EXERCISE DETAILS => Determine how many lines of the listing below include the string "User". Output the number and nothing more.

EXCERPTED RECORDS =>
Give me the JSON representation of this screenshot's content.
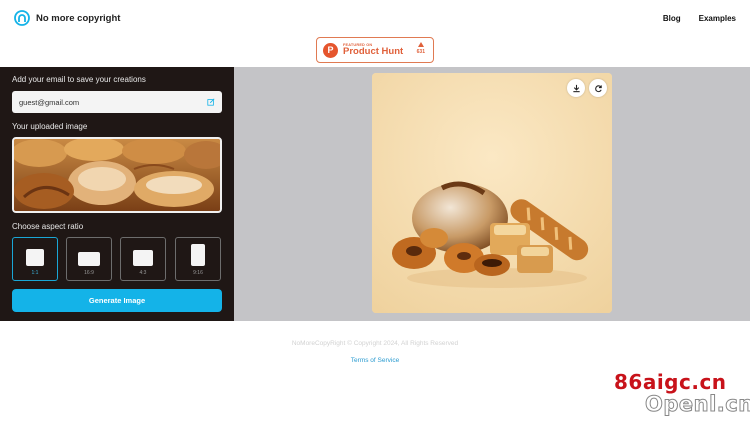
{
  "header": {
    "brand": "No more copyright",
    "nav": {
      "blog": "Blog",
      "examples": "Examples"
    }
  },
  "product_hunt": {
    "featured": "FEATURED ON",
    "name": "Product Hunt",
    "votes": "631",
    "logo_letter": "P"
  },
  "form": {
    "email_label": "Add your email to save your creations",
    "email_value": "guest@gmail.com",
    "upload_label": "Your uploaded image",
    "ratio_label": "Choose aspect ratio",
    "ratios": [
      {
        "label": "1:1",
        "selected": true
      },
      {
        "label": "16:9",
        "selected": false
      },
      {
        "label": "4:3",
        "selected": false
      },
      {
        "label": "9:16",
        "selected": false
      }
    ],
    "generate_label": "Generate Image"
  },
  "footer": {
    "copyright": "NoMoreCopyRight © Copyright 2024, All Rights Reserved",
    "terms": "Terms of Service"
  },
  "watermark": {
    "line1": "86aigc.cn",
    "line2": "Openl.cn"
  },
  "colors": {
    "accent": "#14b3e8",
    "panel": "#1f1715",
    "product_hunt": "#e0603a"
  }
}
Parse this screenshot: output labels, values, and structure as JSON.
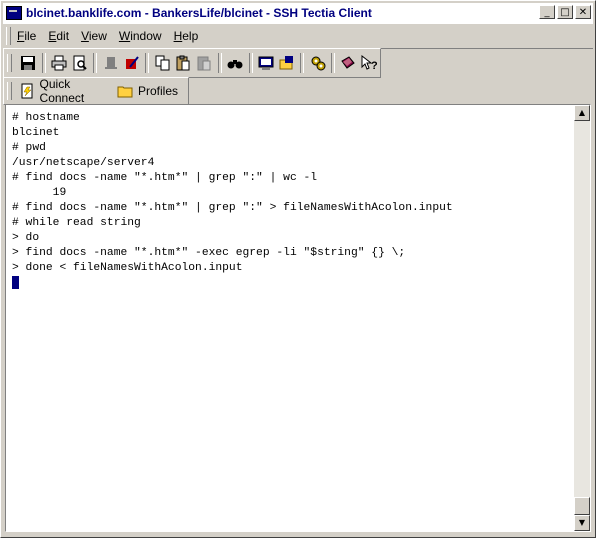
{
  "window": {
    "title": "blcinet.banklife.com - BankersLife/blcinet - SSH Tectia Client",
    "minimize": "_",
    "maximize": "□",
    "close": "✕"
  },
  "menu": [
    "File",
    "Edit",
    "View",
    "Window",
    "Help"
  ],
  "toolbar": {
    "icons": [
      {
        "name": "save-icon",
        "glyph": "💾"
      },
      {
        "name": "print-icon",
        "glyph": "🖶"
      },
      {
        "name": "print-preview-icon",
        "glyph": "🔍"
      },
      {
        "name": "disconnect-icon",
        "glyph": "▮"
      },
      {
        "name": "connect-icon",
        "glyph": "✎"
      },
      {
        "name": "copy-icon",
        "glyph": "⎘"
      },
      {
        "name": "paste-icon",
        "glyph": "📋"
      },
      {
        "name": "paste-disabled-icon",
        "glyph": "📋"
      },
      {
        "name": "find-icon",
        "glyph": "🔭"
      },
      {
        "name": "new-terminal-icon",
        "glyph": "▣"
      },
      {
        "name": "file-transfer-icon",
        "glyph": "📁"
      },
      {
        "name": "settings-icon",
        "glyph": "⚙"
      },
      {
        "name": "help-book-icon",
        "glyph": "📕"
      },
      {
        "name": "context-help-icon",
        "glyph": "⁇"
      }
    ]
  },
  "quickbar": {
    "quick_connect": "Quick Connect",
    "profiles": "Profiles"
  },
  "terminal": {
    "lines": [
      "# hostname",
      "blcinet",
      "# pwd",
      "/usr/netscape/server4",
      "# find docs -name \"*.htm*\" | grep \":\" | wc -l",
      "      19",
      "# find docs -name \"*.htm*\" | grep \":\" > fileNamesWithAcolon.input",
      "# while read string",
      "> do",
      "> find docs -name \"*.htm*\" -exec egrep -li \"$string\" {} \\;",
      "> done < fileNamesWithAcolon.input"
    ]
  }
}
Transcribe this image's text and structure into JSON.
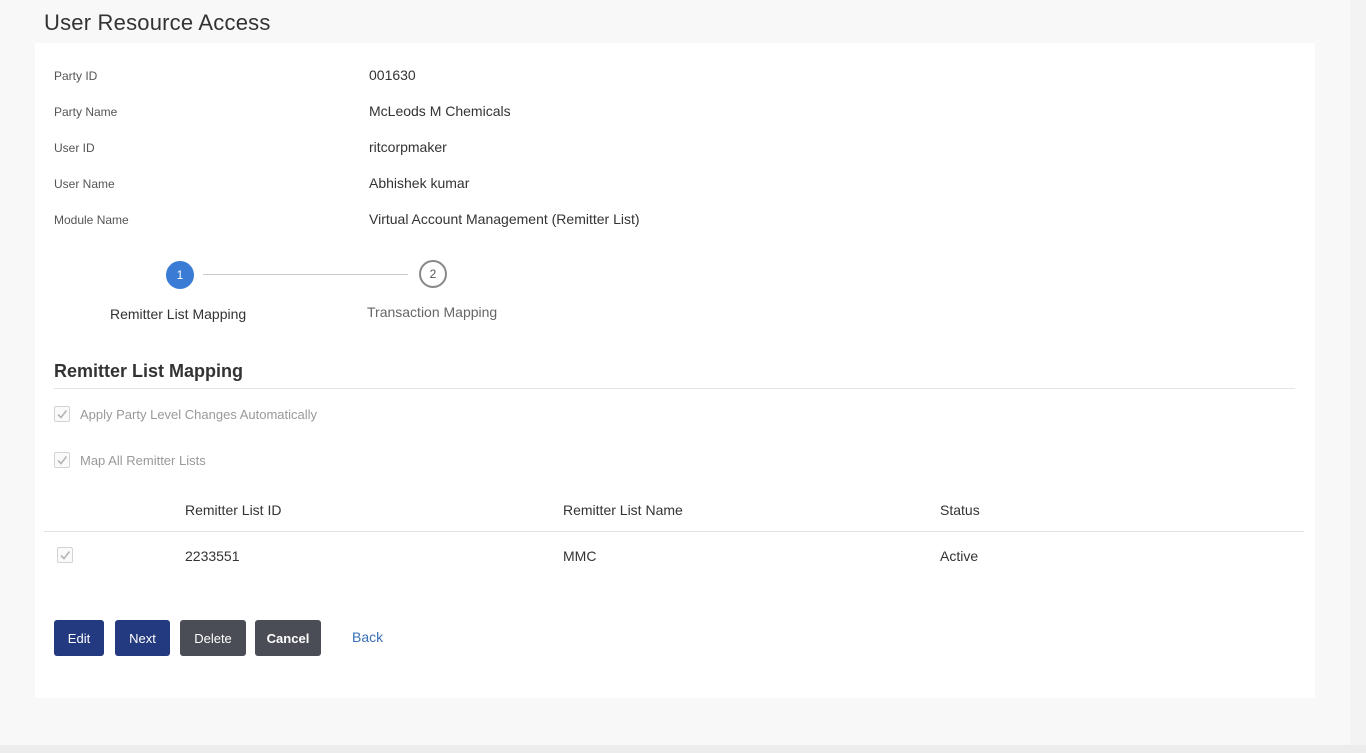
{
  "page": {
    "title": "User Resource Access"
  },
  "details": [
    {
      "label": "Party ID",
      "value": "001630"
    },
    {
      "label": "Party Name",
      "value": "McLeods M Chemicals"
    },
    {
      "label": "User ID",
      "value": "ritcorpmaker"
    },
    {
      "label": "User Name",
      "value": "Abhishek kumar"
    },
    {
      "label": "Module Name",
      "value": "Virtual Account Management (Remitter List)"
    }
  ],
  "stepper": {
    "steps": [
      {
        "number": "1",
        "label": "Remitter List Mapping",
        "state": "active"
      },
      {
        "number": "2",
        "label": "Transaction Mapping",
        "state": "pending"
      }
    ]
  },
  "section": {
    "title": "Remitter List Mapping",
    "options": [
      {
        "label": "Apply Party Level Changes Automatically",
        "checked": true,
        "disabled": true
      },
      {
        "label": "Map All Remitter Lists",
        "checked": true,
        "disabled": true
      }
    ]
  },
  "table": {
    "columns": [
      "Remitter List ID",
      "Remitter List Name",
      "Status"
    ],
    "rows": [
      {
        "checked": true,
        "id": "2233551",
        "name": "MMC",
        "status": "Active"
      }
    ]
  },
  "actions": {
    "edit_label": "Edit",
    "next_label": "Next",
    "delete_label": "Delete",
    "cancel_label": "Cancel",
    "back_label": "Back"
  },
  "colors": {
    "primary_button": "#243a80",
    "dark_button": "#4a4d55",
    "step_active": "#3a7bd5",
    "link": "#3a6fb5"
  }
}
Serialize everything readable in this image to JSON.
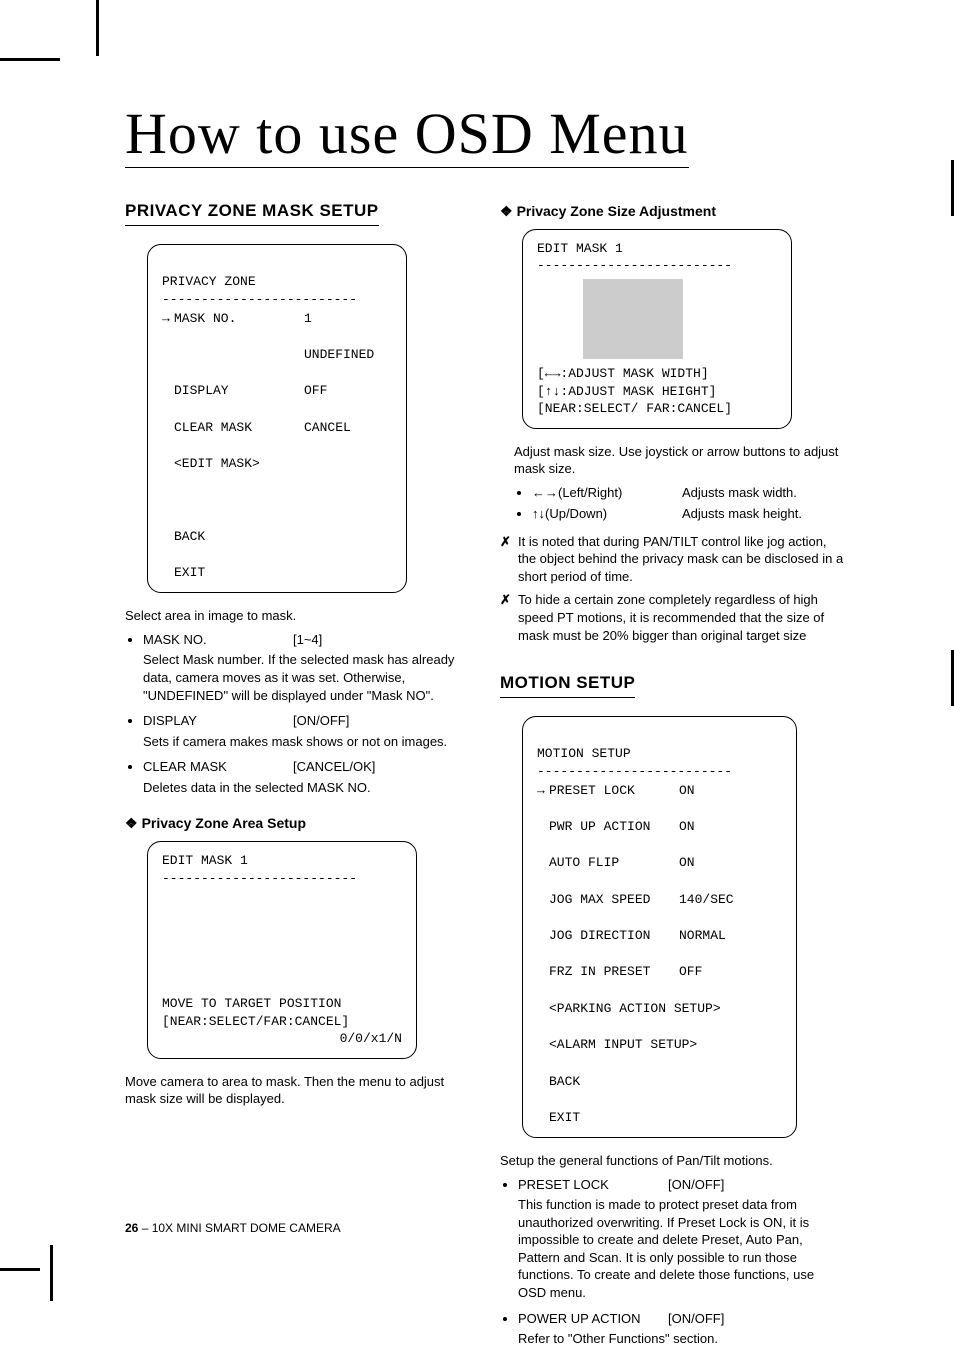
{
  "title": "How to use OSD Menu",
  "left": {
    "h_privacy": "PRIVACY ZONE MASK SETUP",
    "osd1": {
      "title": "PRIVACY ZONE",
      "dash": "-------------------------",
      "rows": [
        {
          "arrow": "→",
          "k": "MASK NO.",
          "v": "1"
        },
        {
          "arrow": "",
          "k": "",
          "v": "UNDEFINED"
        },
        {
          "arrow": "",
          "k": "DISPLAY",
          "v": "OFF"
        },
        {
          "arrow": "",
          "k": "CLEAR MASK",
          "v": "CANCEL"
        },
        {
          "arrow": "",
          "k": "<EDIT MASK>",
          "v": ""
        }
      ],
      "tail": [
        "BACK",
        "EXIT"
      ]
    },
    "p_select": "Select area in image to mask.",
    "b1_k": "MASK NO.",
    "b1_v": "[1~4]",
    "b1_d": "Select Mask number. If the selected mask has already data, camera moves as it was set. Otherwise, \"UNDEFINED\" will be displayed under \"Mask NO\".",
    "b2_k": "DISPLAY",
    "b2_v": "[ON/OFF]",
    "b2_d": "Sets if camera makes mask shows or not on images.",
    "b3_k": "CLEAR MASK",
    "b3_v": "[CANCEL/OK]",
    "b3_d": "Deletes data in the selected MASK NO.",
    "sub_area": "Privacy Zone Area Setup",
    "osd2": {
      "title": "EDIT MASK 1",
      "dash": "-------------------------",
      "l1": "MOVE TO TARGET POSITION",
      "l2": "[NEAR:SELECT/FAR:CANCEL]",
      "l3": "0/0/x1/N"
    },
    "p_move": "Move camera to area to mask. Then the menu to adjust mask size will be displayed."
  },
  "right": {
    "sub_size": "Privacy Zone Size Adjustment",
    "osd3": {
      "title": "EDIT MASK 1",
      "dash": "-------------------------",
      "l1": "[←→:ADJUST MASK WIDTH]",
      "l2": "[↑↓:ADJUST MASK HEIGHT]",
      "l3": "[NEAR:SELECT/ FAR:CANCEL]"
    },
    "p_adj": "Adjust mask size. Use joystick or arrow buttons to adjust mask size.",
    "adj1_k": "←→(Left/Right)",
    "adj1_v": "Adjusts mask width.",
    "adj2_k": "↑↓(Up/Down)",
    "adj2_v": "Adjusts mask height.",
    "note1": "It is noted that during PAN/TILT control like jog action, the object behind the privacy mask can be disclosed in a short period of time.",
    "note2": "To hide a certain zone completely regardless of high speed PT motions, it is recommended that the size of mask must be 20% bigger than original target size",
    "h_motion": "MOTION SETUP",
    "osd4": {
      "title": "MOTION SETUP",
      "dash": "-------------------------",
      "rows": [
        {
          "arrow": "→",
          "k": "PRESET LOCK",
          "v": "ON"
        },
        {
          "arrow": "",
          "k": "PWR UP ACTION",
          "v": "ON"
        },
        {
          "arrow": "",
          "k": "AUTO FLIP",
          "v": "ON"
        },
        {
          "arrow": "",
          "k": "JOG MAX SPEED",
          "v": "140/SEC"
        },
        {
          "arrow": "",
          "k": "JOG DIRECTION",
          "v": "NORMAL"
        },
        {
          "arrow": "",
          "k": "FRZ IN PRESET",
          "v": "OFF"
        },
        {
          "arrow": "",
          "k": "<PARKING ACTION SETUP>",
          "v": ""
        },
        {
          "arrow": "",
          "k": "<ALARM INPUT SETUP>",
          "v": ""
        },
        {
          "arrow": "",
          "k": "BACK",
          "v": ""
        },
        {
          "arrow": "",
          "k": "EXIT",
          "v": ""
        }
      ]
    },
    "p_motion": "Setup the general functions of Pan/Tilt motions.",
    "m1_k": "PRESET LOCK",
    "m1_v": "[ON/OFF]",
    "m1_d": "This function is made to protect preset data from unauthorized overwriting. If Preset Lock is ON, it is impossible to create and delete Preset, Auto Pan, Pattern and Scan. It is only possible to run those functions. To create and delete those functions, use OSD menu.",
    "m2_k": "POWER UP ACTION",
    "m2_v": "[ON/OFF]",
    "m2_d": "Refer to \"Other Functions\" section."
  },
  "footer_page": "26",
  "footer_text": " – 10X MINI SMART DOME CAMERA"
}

RESPONSE BELOW => 3